— WORK ITEM —
For each line in the data that includes "icon", make a copy.

■ ■ ■ ■ ■

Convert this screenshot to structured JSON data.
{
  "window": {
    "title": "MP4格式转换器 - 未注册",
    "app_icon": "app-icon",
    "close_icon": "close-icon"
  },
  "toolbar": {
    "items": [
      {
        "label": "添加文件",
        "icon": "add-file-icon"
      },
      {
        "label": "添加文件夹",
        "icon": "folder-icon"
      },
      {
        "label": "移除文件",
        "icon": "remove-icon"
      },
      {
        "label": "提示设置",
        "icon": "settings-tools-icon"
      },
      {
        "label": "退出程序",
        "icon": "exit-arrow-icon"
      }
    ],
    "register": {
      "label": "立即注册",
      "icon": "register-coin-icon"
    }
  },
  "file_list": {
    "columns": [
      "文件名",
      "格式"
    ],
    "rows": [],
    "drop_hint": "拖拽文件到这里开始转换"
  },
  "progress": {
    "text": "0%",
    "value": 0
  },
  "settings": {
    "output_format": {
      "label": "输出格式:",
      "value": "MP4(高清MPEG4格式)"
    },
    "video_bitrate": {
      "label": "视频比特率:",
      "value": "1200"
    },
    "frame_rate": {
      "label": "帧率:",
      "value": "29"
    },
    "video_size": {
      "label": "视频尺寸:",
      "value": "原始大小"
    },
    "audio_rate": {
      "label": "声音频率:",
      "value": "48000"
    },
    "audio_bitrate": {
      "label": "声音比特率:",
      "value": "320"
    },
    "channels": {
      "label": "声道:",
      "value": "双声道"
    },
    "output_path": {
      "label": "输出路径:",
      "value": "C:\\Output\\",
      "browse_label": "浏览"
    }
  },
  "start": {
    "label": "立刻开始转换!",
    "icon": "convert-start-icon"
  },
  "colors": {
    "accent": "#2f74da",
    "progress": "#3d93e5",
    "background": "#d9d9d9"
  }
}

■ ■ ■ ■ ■

— WORKED SOLUTION —
    "app_icon": "app-icon",
    "close_icon": "close-icon"
        "icon": "add-file-icon"
        "icon": "folder-icon"
        "icon": "remove-icon"
        "icon": "settings-tools-icon"
        "icon": "exit-arrow-icon"
      "icon": "register-coin-icon"
    "icon": "convert-start-icon"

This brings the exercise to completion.